(Beginning of MATERIAL FOR THE TASK)

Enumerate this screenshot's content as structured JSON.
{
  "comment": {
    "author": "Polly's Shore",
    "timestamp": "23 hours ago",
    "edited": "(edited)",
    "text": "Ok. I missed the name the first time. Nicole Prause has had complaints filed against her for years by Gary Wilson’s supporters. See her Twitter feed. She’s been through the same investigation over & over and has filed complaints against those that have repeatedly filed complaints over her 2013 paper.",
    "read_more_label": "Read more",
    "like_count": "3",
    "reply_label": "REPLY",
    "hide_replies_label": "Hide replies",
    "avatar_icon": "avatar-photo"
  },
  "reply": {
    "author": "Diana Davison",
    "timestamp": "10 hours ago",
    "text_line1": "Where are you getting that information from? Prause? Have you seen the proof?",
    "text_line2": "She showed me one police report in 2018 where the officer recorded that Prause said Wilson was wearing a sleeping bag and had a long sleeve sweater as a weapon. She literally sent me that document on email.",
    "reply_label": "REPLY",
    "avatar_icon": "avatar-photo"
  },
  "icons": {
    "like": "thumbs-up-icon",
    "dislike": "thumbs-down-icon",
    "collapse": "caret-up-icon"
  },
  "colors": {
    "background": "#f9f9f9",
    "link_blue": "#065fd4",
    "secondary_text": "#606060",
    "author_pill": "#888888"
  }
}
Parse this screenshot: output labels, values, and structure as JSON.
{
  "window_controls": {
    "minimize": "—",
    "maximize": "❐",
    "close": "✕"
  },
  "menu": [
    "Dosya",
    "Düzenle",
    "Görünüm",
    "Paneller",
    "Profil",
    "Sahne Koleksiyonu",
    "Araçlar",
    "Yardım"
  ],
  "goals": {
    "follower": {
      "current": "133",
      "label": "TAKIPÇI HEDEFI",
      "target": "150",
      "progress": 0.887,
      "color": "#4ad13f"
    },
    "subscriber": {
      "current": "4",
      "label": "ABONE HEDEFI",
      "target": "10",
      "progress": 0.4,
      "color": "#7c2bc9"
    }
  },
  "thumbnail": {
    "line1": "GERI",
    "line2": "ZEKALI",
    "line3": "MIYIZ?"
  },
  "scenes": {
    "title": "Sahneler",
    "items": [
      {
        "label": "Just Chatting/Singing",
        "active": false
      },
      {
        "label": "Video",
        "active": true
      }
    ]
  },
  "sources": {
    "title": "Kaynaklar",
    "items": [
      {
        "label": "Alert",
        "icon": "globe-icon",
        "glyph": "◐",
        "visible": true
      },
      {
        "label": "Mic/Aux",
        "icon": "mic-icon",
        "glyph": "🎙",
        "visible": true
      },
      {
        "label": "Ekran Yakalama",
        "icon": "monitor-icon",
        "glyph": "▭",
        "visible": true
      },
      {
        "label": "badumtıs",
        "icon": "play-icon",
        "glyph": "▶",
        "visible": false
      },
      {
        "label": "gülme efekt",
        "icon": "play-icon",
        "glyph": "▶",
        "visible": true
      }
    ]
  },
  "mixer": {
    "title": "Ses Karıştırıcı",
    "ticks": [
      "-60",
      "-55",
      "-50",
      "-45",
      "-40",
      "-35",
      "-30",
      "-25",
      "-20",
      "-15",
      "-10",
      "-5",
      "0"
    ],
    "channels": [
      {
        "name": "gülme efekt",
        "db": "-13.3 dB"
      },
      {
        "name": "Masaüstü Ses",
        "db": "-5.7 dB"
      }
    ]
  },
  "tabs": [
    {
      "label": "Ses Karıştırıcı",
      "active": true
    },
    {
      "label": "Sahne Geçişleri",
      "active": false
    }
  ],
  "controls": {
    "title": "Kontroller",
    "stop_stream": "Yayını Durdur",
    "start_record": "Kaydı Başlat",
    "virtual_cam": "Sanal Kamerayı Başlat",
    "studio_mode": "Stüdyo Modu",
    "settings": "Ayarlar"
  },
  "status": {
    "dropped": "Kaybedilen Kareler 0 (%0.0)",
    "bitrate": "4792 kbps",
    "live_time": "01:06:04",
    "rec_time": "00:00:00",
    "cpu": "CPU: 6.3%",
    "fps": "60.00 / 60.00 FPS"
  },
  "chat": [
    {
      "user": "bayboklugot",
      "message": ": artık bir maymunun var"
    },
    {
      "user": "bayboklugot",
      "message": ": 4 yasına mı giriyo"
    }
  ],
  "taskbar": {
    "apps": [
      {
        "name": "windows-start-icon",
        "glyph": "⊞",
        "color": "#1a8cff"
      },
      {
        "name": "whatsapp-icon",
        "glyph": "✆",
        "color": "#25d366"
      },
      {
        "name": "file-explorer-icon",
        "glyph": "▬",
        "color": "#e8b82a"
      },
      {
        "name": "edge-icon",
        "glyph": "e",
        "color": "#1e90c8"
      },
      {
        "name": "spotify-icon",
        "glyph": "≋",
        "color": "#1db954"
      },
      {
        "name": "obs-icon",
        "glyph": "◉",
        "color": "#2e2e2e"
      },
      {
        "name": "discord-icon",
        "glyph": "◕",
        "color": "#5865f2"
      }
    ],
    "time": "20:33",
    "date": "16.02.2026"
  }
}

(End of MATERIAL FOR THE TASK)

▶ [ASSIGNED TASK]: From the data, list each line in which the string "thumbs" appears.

▶ [ANSWER TO THIS TASK]:
    "like": "thumbs-up-icon",
    "dislike": "thumbs-down-icon",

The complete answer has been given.